So, the rest of the day is scoring, shower, sleep, service for the bike, and the final banquet. Will be an interesting evening for sure.
State Tally for Leg Three (48 of 48): Florida (for the capital), Alabama, Tennessee, Mississippi, Arkansas, Louisiana, Oklahoma, Texas, New Mexico, Arizona, Colorado, Utah and Wyoming (again), Nevada, and California.
State Tally for Leg Two (36 of 48): Vermont, New Hampshire, Maine, Massachusetts, Connecticut, Rhode Island, New Jersey, Delaware, Maryland, (District of Columbia), Virginia, West Virginia (again – this time for the capital bonus points), Kentucky, North and South Carolina, Georgia and Florida.
State Tally at End of Leg One (21 of 48): Washington, Oregon, Idaho, Utah, Wyoming, Montana, North and South Dakota, Nebraska, Kansas, Minnesota, Iowa, Missouri, Illinois, Wisconsin, Indiana, Michigan, Ohio, West Virginia, Pennsylvania and New York.
One hour to penalty points. The rallymaster walked by me and tapped her watch - I know tick tock. These tight finishes make everyone nervous. She might get a handful of penalty points, but she'll still be fine. A few friends ready to direct her to the "stop the clock" table. People are milling around the parking lot now. Bikes everywhere. Lots of pacing.
Ok people, she has 2.5 hours until penalty points at 10:00 a.m. She has 2 hrs and 26 minutes of riding to get here. And it's through the Los Angeles area. I have to stop drinking coffee now.
The rally HQ here has been a buzz since about 6 a.m. this morning. Riders are coming in - BIG smiles. Lots of hugs and slaps on the back. Lots of people asking me how Kirsten is doing, quickly followed by, "boy, she put together a great ride."

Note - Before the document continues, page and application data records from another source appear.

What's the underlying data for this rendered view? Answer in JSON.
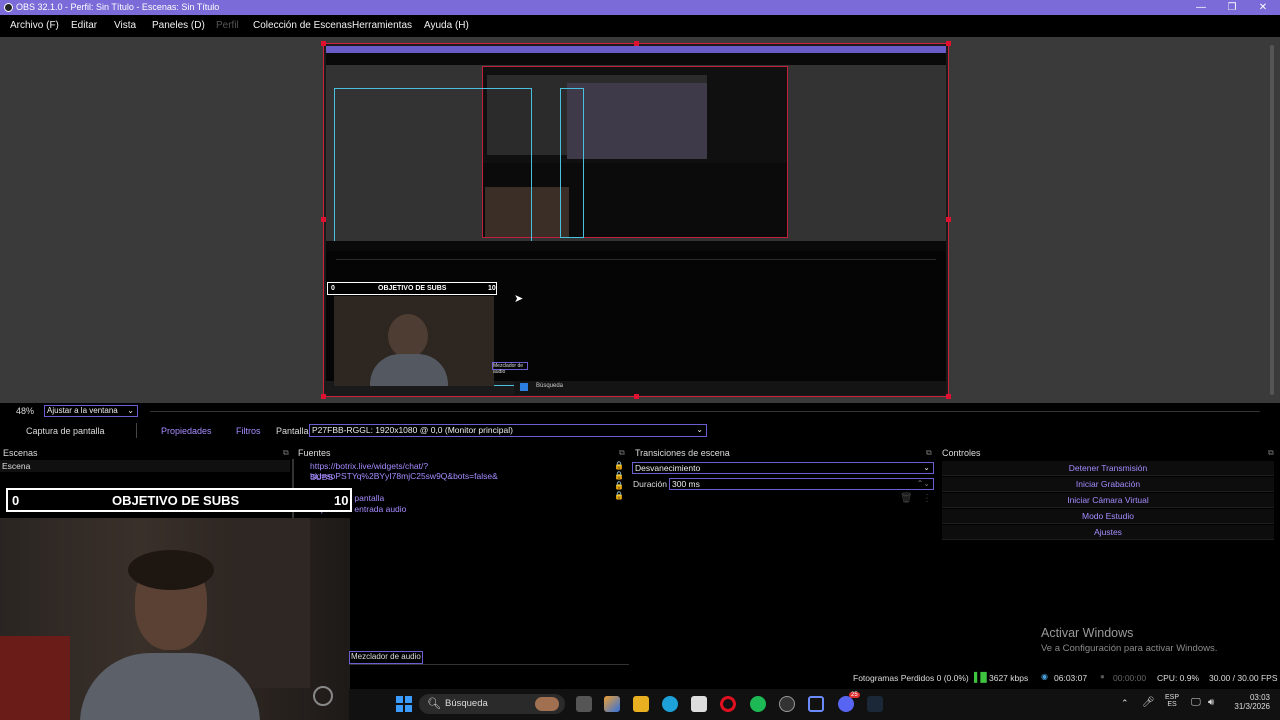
{
  "window": {
    "title": "OBS 32.1.0 - Perfil: Sin Título - Escenas: Sin Título",
    "controls": [
      "—",
      "❐",
      "✕"
    ]
  },
  "menu": [
    "Archivo (F)",
    "Editar",
    "Vista",
    "Paneles (D)",
    "Perfil",
    "Colección de Escenas",
    "Herramientas",
    "Ayuda (H)"
  ],
  "preview": {
    "zoom_percent": "48%",
    "zoom_mode": "Ajustar a la ventana",
    "overlay_widget": {
      "left_value": "0",
      "title": "OBJETIVO DE SUBS",
      "right_value": "10"
    },
    "nested_cursor_label": "Captura de pantalla",
    "nested_mixer_label": "Mezclador de audio",
    "nested_search": "Búsqueda"
  },
  "source_toolbar": {
    "selected_source": "Captura de pantalla",
    "properties": "Propiedades",
    "filters": "Filtros",
    "display_label": "Pantalla",
    "display_value": "P27FBB-RGGL: 1920x1080 @ 0,0 (Monitor principal)"
  },
  "scenes": {
    "header": "Escenas",
    "items": [
      "Escena"
    ]
  },
  "sources": {
    "header": "Fuentes",
    "items": [
      "https://botrix.live/widgets/chat/?bid=soPSTYq%2BYyI78mjC25sw9Q&bots=false&",
      "SUBS",
      "Captura de pantalla",
      "Captura de entrada audio"
    ]
  },
  "transitions": {
    "header": "Transiciones de escena",
    "type": "Desvanecimiento",
    "duration_label": "Duración",
    "duration_value": "300 ms"
  },
  "controls": {
    "header": "Controles",
    "buttons": [
      "Detener Transmisión",
      "Iniciar Grabación",
      "Iniciar Cámara Virtual",
      "Modo Estudio",
      "Ajustes"
    ]
  },
  "webcam_overlay": {
    "left_value": "0",
    "title": "OBJETIVO DE SUBS",
    "right_value": "10"
  },
  "audio_mixer_tab": "Mezclador de audio",
  "activate_windows": {
    "title": "Activar Windows",
    "subtitle": "Ve a Configuración para activar Windows."
  },
  "status_bar": {
    "dropped_frames": "Fotogramas Perdidos 0 (0.0%)",
    "bitrate": "3627 kbps",
    "stream_time": "06:03:07",
    "rec_time": "00:00:00",
    "cpu": "CPU: 0.9%",
    "fps": "30.00 / 30.00 FPS"
  },
  "taskbar": {
    "search_placeholder": "Búsqueda",
    "lang_top": "ESP",
    "lang_bottom": "ES",
    "time": "03:03",
    "date": "31/3/2026",
    "badge": "25"
  },
  "colors": {
    "accent": "#7b6bd8",
    "link": "#a58cff",
    "record": "#e01030"
  }
}
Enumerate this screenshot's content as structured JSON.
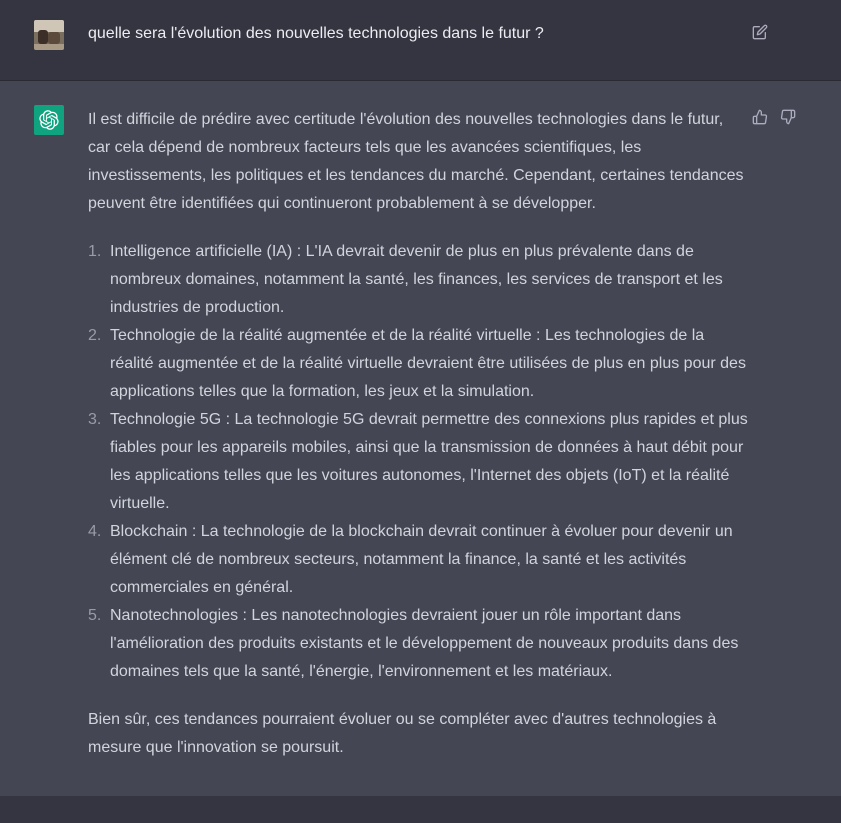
{
  "user_message": {
    "text": "quelle sera l'évolution des nouvelles technologies dans le futur ?"
  },
  "assistant_message": {
    "intro": "Il est difficile de prédire avec certitude l'évolution des nouvelles technologies dans le futur, car cela dépend de nombreux facteurs tels que les avancées scientifiques, les investissements, les politiques et les tendances du marché. Cependant, certaines tendances peuvent être identifiées qui continueront probablement à se développer.",
    "items": [
      {
        "num": "1.",
        "text": "Intelligence artificielle (IA) : L'IA devrait devenir de plus en plus prévalente dans de nombreux domaines, notamment la santé, les finances, les services de transport et les industries de production."
      },
      {
        "num": "2.",
        "text": "Technologie de la réalité augmentée et de la réalité virtuelle : Les technologies de la réalité augmentée et de la réalité virtuelle devraient être utilisées de plus en plus pour des applications telles que la formation, les jeux et la simulation."
      },
      {
        "num": "3.",
        "text": "Technologie 5G : La technologie 5G devrait permettre des connexions plus rapides et plus fiables pour les appareils mobiles, ainsi que la transmission de données à haut débit pour les applications telles que les voitures autonomes, l'Internet des objets (IoT) et la réalité virtuelle."
      },
      {
        "num": "4.",
        "text": "Blockchain : La technologie de la blockchain devrait continuer à évoluer pour devenir un élément clé de nombreux secteurs, notamment la finance, la santé et les activités commerciales en général."
      },
      {
        "num": "5.",
        "text": "Nanotechnologies : Les nanotechnologies devraient jouer un rôle important dans l'amélioration des produits existants et le développement de nouveaux produits dans des domaines tels que la santé, l'énergie, l'environnement et les matériaux."
      }
    ],
    "conclusion": "Bien sûr, ces tendances pourraient évoluer ou se compléter avec d'autres technologies à mesure que l'innovation se poursuit."
  },
  "icons": {
    "edit": "edit-icon",
    "thumbs_up": "thumbs-up-icon",
    "thumbs_down": "thumbs-down-icon",
    "assistant_logo": "openai-logo-icon"
  },
  "colors": {
    "user_bg": "#343541",
    "assistant_bg": "#444654",
    "assistant_avatar": "#10a37f",
    "text": "#d1d5db"
  }
}
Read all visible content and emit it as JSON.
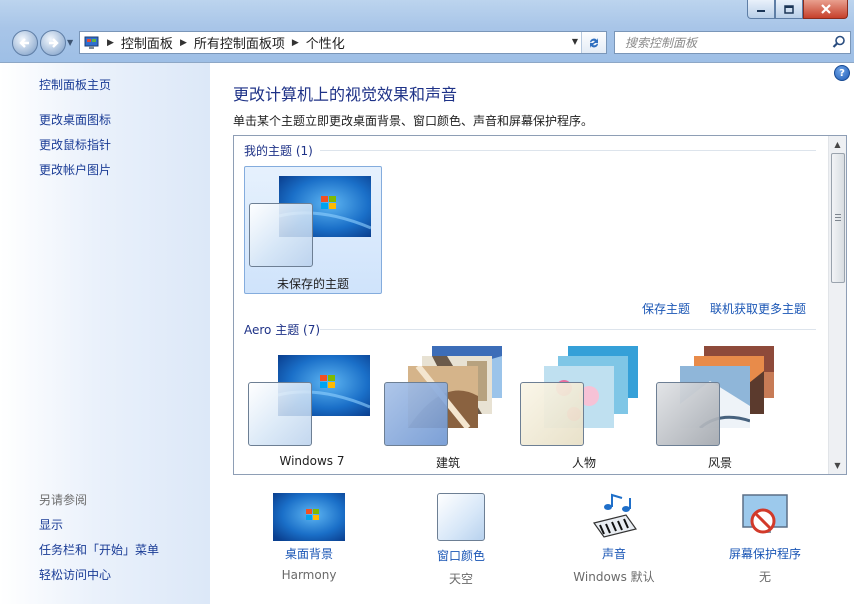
{
  "window": {
    "controls": [
      "minimize",
      "maximize",
      "close"
    ]
  },
  "address_bar": {
    "breadcrumbs": [
      "控制面板",
      "所有控制面板项",
      "个性化"
    ]
  },
  "search": {
    "placeholder": "搜索控制面板"
  },
  "sidebar": {
    "top_links": [
      {
        "label": "控制面板主页"
      },
      {
        "label": "更改桌面图标"
      },
      {
        "label": "更改鼠标指针"
      },
      {
        "label": "更改帐户图片"
      }
    ],
    "see_also_title": "另请参阅",
    "see_also_links": [
      {
        "label": "显示"
      },
      {
        "label": "任务栏和「开始」菜单"
      },
      {
        "label": "轻松访问中心"
      }
    ]
  },
  "main": {
    "title": "更改计算机上的视觉效果和声音",
    "description": "单击某个主题立即更改桌面背景、窗口颜色、声音和屏幕保护程序。",
    "my_themes": {
      "title": "我的主题 (1)",
      "items": [
        {
          "name": "未保存的主题",
          "selected": true
        }
      ]
    },
    "save_theme": "保存主题",
    "get_more_themes": "联机获取更多主题",
    "aero_themes": {
      "title": "Aero 主题 (7)",
      "items": [
        {
          "name": "Windows 7"
        },
        {
          "name": "建筑"
        },
        {
          "name": "人物"
        },
        {
          "name": "风景"
        }
      ]
    },
    "bottom": [
      {
        "label": "桌面背景",
        "value": "Harmony"
      },
      {
        "label": "窗口颜色",
        "value": "天空"
      },
      {
        "label": "声音",
        "value": "Windows 默认"
      },
      {
        "label": "屏幕保护程序",
        "value": "无"
      }
    ]
  },
  "colors": {
    "link": "#1a56b5",
    "heading": "#1e3287",
    "selection": "#cfe3fb"
  }
}
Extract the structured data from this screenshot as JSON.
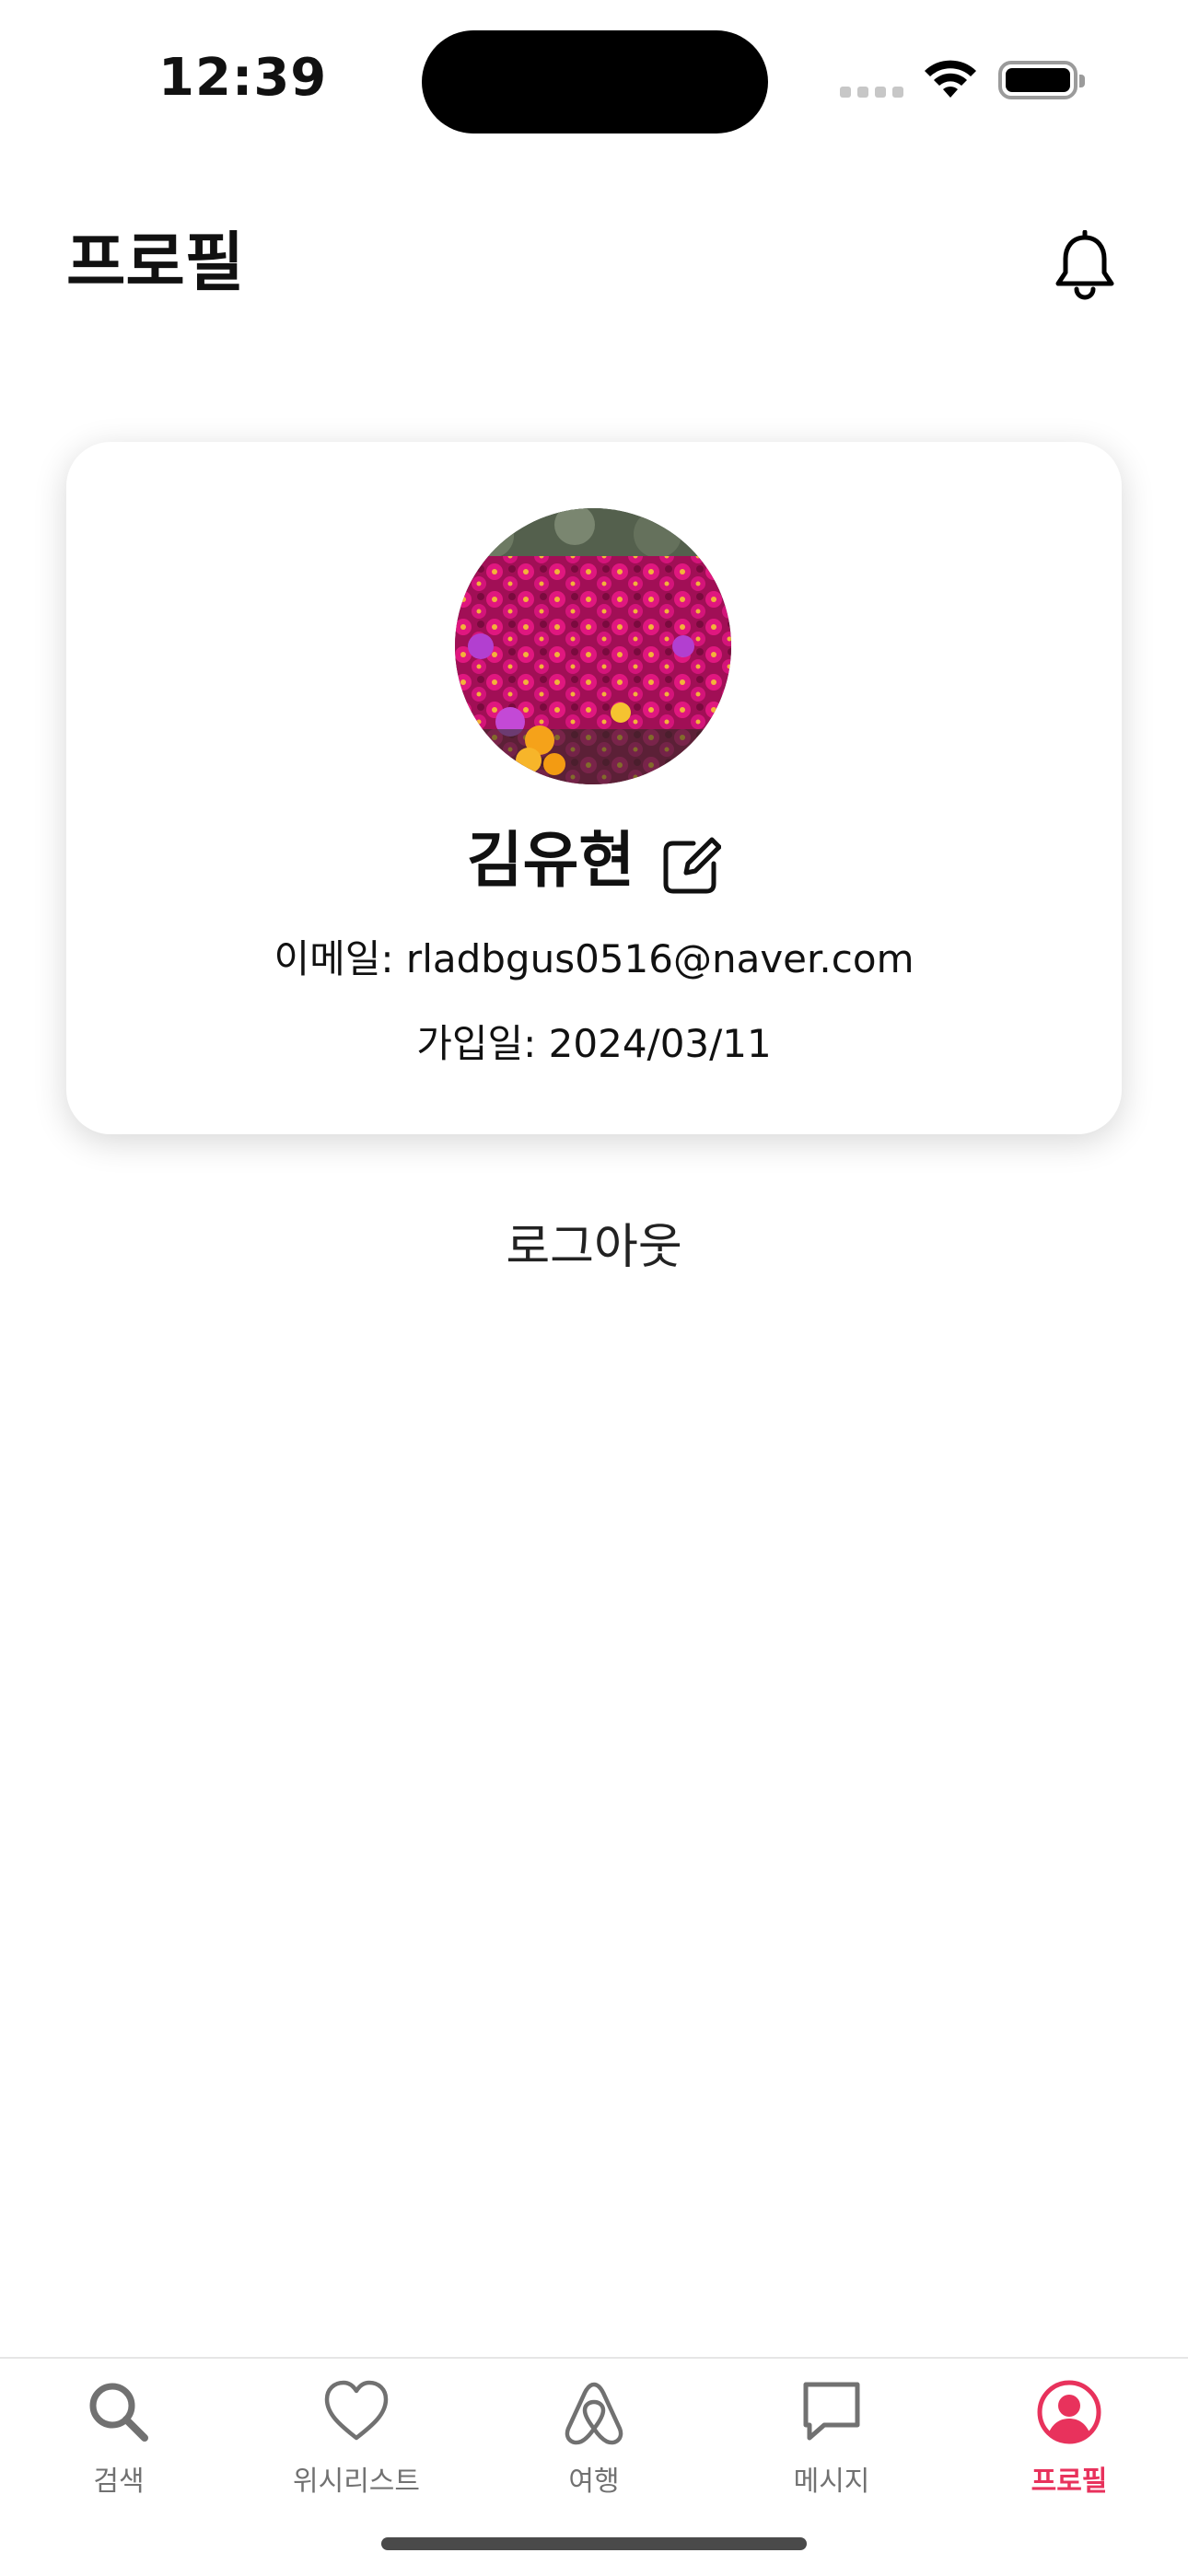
{
  "status_bar": {
    "time": "12:39"
  },
  "header": {
    "title": "프로필",
    "notification_icon": "bell-icon"
  },
  "profile": {
    "name": "김유현",
    "edit_icon": "edit-icon",
    "email": "이메일: rladbgus0516@naver.com",
    "joined": "가입일: 2024/03/11"
  },
  "logout_label": "로그아웃",
  "tabbar": {
    "active_color": "#e8325c",
    "items": [
      {
        "label": "검색",
        "icon": "search-icon"
      },
      {
        "label": "위시리스트",
        "icon": "heart-icon"
      },
      {
        "label": "여행",
        "icon": "airbnb-logo-icon"
      },
      {
        "label": "메시지",
        "icon": "message-icon"
      },
      {
        "label": "프로필",
        "icon": "profile-icon",
        "active": true
      }
    ]
  }
}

There has been another accident, although the rider is ok. The local BMW shop is here and helping out. We have an appointment for Kirsten this afternoon for new tires, oil change, and to check out that front wheel that's been a bother on this trip. When I made the appointment the other day, they said, "tell her the guys from Brown Motor Works said - you go girl!"